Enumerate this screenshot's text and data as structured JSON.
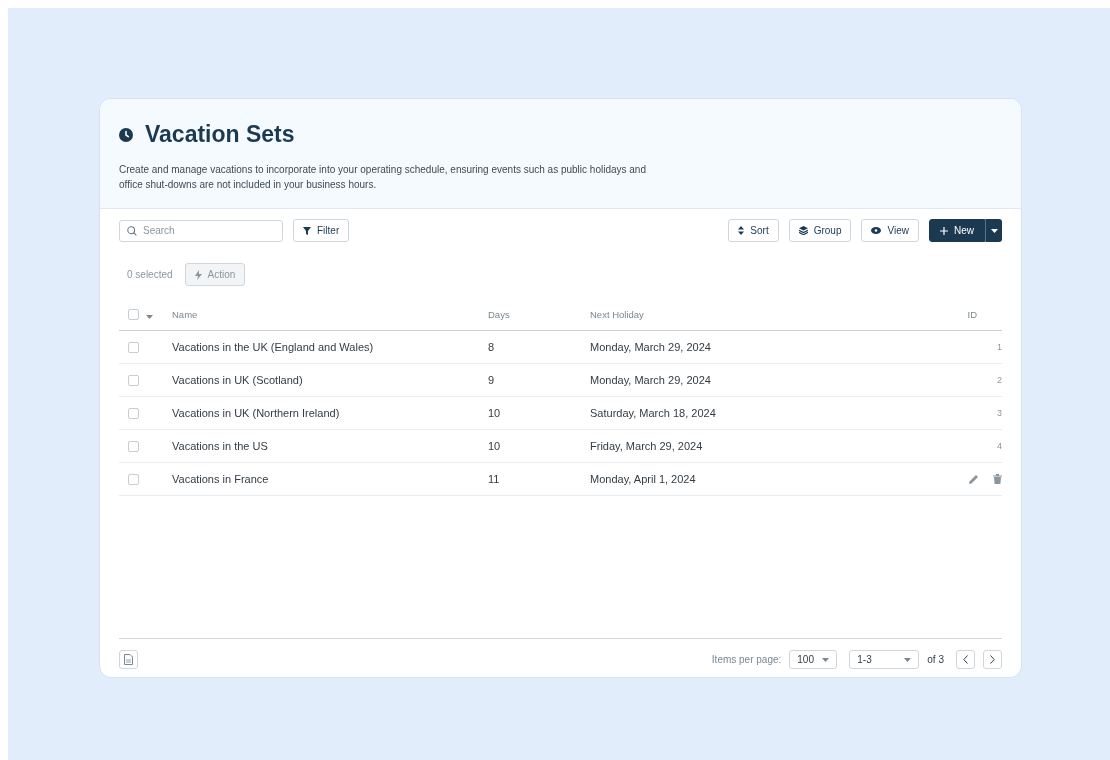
{
  "header": {
    "title": "Vacation Sets",
    "description": "Create and manage vacations to incorporate into your operating schedule, ensuring events such as public holidays and office shut-downs are not included in your business hours."
  },
  "toolbar": {
    "search": {
      "placeholder": "Search"
    },
    "filter": "Filter",
    "sort": "Sort",
    "group": "Group",
    "view": "View",
    "new": "New"
  },
  "selection": {
    "count": "0 selected",
    "action": "Action",
    "action_disabled": true
  },
  "table": {
    "select_all_checked": false,
    "columns": [
      "Name",
      "Days",
      "Next Holiday",
      "ID"
    ],
    "rows": [
      {
        "name": "Vacations in the UK (England and Wales)",
        "days": "8",
        "next_holiday": "Monday, March 29, 2024",
        "id": "1",
        "checked": false,
        "hovered": false
      },
      {
        "name": "Vacations in UK (Scotland)",
        "days": "9",
        "next_holiday": "Monday, March 29, 2024",
        "id": "2",
        "checked": false,
        "hovered": false
      },
      {
        "name": "Vacations in UK (Northern Ireland)",
        "days": "10",
        "next_holiday": "Saturday, March 18, 2024",
        "id": "3",
        "checked": false,
        "hovered": false
      },
      {
        "name": "Vacations in the US",
        "days": "10",
        "next_holiday": "Friday, March 29, 2024",
        "id": "4",
        "checked": false,
        "hovered": false
      },
      {
        "name": "Vacations in France",
        "days": "11",
        "next_holiday": "Monday, April 1, 2024",
        "checked": false,
        "hovered": true
      }
    ]
  },
  "pagination": {
    "items_per_page_label": "Items per page:",
    "items_per_page": "100",
    "range": "1-3",
    "of": "of 3"
  }
}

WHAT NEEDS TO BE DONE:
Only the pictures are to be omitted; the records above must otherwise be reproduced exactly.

ANSWER TO THE PROBLEM:
Enumerate this screenshot's text and data as structured JSON.
{
  "header": {
    "title": "Vacation Sets",
    "description": "Create and manage vacations to incorporate into your operating schedule, ensuring events such as public holidays and office shut-downs are not included in your business hours."
  },
  "toolbar": {
    "search": {
      "placeholder": "Search"
    },
    "filter": "Filter",
    "sort": "Sort",
    "group": "Group",
    "view": "View",
    "new": "New"
  },
  "selection": {
    "count": "0 selected",
    "action": "Action",
    "action_disabled": true
  },
  "table": {
    "select_all_checked": false,
    "columns": [
      "Name",
      "Days",
      "Next Holiday",
      "ID"
    ],
    "rows": [
      {
        "name": "Vacations in the UK (England and Wales)",
        "days": "8",
        "next_holiday": "Monday, March 29, 2024",
        "id": "1",
        "checked": false,
        "hovered": false
      },
      {
        "name": "Vacations in UK (Scotland)",
        "days": "9",
        "next_holiday": "Monday, March 29, 2024",
        "id": "2",
        "checked": false,
        "hovered": false
      },
      {
        "name": "Vacations in UK (Northern Ireland)",
        "days": "10",
        "next_holiday": "Saturday, March 18, 2024",
        "id": "3",
        "checked": false,
        "hovered": false
      },
      {
        "name": "Vacations in the US",
        "days": "10",
        "next_holiday": "Friday, March 29, 2024",
        "id": "4",
        "checked": false,
        "hovered": false
      },
      {
        "name": "Vacations in France",
        "days": "11",
        "next_holiday": "Monday, April 1, 2024",
        "checked": false,
        "hovered": true
      }
    ]
  },
  "pagination": {
    "items_per_page_label": "Items per page:",
    "items_per_page": "100",
    "range": "1-3",
    "of": "of 3"
  }
}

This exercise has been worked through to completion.